Since the very beginning of the Data Center Light project our servers have been somewhat stateless and booted from their operating system from the network.
From today on this changes and our servers are switched to boot from an disk (SSD/NVMe/HDD). While this first seems counter intuitive with growing a data center, let us explain why this makes sense for us.
Netboot in a nutshell
There are different variants of how to netboot a server. In either case, the server loads an executable from the network, typically via TFTP or HTTP and then hands over execution to it.
The first option is to load the kernel and then later switch to an NFS based filesystem. If the filesystem is read write, you usually need one location per server or you mount it read only and possibly apply an overlay for runtime configuration.
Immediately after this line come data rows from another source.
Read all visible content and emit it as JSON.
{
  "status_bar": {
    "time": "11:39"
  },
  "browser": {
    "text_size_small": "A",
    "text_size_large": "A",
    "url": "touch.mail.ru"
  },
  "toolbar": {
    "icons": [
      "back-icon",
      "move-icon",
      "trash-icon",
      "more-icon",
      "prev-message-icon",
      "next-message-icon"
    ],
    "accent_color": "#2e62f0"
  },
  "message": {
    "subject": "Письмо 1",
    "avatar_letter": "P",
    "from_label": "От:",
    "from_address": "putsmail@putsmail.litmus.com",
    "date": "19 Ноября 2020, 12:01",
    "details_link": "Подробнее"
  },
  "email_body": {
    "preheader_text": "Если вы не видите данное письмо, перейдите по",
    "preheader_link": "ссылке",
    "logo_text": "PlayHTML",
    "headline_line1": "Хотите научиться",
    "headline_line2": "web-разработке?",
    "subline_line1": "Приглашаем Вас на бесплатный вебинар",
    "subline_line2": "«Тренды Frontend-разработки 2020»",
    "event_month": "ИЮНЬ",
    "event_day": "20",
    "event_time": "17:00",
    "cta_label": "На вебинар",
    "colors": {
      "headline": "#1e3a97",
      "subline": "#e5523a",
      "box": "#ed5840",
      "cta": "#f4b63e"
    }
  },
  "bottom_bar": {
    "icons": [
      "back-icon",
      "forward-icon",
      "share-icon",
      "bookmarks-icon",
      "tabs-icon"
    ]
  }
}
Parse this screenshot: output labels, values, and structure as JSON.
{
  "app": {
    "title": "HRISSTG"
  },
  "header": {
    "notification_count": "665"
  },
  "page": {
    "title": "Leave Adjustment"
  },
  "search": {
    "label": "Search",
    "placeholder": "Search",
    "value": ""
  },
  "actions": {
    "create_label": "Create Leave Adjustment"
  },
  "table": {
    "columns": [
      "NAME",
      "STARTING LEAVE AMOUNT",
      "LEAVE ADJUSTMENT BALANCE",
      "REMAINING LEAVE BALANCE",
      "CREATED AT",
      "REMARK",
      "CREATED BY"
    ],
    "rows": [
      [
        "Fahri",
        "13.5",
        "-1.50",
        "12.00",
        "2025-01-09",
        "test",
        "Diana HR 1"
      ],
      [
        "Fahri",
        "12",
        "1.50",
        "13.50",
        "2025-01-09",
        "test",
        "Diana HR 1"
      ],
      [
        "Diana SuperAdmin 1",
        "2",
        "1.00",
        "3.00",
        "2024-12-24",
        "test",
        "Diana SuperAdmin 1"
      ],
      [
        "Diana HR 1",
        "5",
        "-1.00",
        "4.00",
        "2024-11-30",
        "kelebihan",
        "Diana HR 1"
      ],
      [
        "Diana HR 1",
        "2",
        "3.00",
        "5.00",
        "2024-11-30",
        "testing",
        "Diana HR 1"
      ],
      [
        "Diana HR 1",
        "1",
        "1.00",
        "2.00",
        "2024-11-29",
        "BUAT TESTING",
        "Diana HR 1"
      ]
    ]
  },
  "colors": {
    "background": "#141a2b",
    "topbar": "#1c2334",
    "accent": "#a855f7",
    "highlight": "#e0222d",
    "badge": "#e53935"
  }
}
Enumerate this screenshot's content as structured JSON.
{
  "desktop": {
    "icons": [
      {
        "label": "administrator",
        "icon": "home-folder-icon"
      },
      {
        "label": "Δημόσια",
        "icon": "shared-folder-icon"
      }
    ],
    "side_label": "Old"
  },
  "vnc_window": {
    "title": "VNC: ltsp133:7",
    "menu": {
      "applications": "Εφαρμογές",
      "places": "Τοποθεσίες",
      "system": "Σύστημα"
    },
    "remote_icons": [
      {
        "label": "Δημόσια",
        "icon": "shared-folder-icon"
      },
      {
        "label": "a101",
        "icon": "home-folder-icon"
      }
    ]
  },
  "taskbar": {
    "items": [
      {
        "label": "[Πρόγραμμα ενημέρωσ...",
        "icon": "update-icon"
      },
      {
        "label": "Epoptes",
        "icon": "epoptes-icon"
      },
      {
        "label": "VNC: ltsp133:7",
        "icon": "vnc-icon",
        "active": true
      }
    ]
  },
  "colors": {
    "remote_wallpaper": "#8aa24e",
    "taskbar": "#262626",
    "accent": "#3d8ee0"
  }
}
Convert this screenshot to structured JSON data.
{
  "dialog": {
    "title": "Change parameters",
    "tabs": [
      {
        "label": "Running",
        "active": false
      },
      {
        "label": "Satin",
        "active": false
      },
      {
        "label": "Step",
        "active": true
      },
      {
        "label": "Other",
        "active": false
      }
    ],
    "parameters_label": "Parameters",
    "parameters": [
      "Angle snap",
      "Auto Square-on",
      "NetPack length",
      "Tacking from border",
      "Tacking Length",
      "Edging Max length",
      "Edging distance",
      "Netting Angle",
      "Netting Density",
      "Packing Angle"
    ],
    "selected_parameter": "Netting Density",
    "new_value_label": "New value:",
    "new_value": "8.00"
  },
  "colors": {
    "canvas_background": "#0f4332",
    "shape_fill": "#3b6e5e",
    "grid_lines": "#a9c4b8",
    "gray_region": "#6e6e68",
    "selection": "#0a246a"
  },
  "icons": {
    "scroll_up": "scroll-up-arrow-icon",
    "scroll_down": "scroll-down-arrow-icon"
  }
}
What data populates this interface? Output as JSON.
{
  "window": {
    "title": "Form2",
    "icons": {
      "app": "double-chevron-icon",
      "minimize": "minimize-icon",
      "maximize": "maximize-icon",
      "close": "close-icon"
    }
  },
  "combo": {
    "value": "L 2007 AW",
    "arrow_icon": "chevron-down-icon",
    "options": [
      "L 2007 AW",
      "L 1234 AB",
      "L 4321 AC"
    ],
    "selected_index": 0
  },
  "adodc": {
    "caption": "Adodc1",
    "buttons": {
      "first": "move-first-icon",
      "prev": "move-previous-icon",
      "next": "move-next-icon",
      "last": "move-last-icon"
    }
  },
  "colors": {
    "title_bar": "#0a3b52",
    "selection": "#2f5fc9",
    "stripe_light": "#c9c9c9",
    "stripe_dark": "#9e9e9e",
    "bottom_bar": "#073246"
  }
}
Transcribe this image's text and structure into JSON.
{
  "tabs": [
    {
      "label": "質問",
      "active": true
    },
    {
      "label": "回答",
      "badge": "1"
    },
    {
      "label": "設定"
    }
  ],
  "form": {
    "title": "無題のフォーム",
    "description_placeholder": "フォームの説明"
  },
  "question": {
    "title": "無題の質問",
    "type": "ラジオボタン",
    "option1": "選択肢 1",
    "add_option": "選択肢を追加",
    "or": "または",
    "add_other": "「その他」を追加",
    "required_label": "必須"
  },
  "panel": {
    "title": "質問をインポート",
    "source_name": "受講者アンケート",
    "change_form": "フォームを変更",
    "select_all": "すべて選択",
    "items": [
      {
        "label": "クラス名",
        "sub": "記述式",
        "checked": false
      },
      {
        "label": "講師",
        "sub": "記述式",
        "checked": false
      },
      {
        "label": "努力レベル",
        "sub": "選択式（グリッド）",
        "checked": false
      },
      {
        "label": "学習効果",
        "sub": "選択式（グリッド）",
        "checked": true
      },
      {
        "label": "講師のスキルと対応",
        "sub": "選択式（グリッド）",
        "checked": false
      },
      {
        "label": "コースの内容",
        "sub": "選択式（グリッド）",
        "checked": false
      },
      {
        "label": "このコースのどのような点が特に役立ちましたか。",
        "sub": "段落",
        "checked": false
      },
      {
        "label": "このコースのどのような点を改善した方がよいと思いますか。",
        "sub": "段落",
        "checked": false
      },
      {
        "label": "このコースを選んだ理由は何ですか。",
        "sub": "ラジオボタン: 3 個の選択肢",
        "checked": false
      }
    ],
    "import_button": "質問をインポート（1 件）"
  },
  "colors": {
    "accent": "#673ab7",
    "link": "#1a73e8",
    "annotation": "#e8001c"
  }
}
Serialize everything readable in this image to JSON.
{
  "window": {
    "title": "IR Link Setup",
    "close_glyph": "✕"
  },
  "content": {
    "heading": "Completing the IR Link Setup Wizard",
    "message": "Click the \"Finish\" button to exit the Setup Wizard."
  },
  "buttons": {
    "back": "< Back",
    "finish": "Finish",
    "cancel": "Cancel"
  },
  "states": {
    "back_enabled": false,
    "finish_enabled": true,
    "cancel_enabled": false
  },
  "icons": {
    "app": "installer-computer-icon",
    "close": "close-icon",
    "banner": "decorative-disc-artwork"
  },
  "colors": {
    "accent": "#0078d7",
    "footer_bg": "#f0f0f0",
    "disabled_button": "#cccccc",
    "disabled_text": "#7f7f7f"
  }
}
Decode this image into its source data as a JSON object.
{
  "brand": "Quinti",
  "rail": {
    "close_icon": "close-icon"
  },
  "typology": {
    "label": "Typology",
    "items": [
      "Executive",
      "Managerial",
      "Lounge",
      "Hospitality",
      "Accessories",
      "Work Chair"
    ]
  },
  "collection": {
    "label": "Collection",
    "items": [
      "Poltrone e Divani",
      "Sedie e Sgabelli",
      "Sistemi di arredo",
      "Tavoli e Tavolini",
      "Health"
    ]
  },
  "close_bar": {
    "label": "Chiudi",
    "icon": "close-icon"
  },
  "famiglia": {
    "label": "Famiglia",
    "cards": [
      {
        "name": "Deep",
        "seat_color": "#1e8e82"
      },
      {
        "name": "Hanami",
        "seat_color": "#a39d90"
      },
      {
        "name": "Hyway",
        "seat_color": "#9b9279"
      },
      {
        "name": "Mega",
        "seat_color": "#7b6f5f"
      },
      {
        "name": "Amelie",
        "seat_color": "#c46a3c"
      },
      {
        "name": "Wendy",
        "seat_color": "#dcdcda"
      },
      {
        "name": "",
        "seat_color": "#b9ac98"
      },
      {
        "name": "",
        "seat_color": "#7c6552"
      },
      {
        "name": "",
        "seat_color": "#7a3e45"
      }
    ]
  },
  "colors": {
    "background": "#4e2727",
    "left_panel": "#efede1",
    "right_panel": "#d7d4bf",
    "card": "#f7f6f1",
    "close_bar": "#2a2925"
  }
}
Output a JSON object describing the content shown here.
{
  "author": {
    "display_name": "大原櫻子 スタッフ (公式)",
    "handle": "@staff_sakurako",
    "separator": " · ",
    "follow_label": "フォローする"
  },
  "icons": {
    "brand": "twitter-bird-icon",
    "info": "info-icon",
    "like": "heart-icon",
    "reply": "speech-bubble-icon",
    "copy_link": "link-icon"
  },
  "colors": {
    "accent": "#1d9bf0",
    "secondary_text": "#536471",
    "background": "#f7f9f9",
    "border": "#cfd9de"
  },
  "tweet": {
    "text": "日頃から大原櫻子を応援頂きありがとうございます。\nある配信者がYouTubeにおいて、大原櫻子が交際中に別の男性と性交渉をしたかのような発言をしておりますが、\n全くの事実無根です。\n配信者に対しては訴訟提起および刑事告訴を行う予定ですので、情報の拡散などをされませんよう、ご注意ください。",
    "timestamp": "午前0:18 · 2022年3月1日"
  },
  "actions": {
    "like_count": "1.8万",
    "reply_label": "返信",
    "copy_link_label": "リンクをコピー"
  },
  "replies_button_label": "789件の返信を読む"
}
The second option is to load the kernel and an initramfs into memory and stay inside the initramfs. The advantage of this approach is that no NFS server is needed, but the whole operating system is inside the memory.
The second option is what we used in Data Center Light for the last couple of years.
Netboot history at Data Center Light
Originally all our servers started with IPv4 PXE based netboot. However as our data center is generally speaking IPv6 only, the IPv4 DHCP+TFTP combination is an extra maintenance and also a hindrance for network debugging: if you are in a single stack IPv6 only network, things are much easier to debug. No need to look for two routing tables, no need to work around DHCP settings that might interfere with what one wants to achieve via IPv6.
As the IPv4 addresses became more of a technical debt in our infrastructure, we started flashing our network cards with ipxe, which allows even older network cards to boot in IPv6 only networks.
Also in an IPv6 only netboot environment, it is easier to run active-active routers, as hosts are not assigned DHCP leases. They assign addresses themselves, which scales much nicer.
Migrating away from netbooting
So why are we migrating away from netbooting, even after we migrated to IPv6 only networking? There are multiple aspects:
On power failure, netbooted hosts lose their state. The operating system that is loaded is the same for every server and needs some configuration post-boot. We have solved this using cdist, however the authentication-trigger mechanism is non-trivial, if you want to keep your netboot images and build steps public.
The second reason is state synchronisation: as we are having multiple boot servers, we need to maintain the same state on multiple machines. That is solvable via CI/CD pipelines, however the level of automation on build servers is rather low, because the amount of OS changes are low.
The third and main point is our ongoing migration towards kubernetes. Originally our servers would boot up, get configured for providing ceph storage or to be a virtualisation host. The amount of binaries to keep in our in-memory image was tiny, in the best case around 150MB. With the migration towards kubernetes, every node is downloading the containers, which can be comparable huge (gigabytes of data). The additional pivot_root workarounds that are required for initramfs usage are just an additional minor point that made us question our current setup.
Automating disk based boot
We have servers from a variety of brands and each of them comes with a variety of disk controllers: from simple pass-through SATA controllers to full fledged hardware raid with onboard cache and battery for protecting the cache - everything is in the mix.
So it is not easily possible to generate a stack of disks somewhere and then add them, as the disk controller might add some (RAID0) meta data to it.
To work around this problem, we insert the disk that is becoming the boot disk in the future into the netbooted servers, install the operating system from the running environment and at the next maintenance window ensure that the server is actually booting from it.
The road continues
While a data center needs to be stable, it also needs to adapt to newer technologies or different flows. The disk based boot is our current solution for our path towards kubernetes migration, but who knows - in the future things might look different again.
If you want to join the discussion, we have a Hacking and Learning (#hacking-and-learning:ungleich.ch) channel on Matrix for an open exchange.
Oh and in case you were wondering what we did today, we switched to disk based booting - that case is full of SSDs, not 1'000 CHF banknotes.